At the end of the 19th century, there were only a handful of people who thought cremation was a good idea. They were actively trying to convince other people that cremation was the modern, more hygienic, and less space-consuming way to deal with the dead.
One of these early activists was Dutch writer Eduard Douwes Dekker, better known as Multatuli. By the time he died, cremation was still illegal in the Netherlands, he was cremated in Germany and his ashes were taken to the Westerveld cemetery.
In 1913, the first crematorium in the Netherlands was built by famous architect Willem Dudok. He also designed the first urns also found in Westerveld. It wasn’t until 1955 that cremations were fully legalized, but the crematorium at Westerveld was operating since 1914 nonetheless.
Know Before You Go
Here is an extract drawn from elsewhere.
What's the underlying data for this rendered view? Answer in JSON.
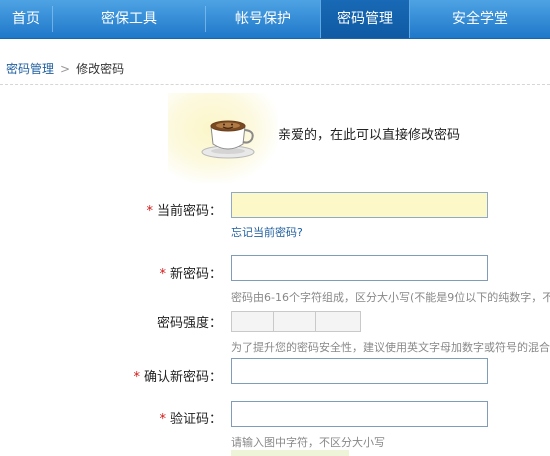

The whole cemetary is beautifully located on a hilly part of Driehuis and contains graves (and urns) of quite a few famous Dutch people, like Anthony Fokker (the aerial pioneer).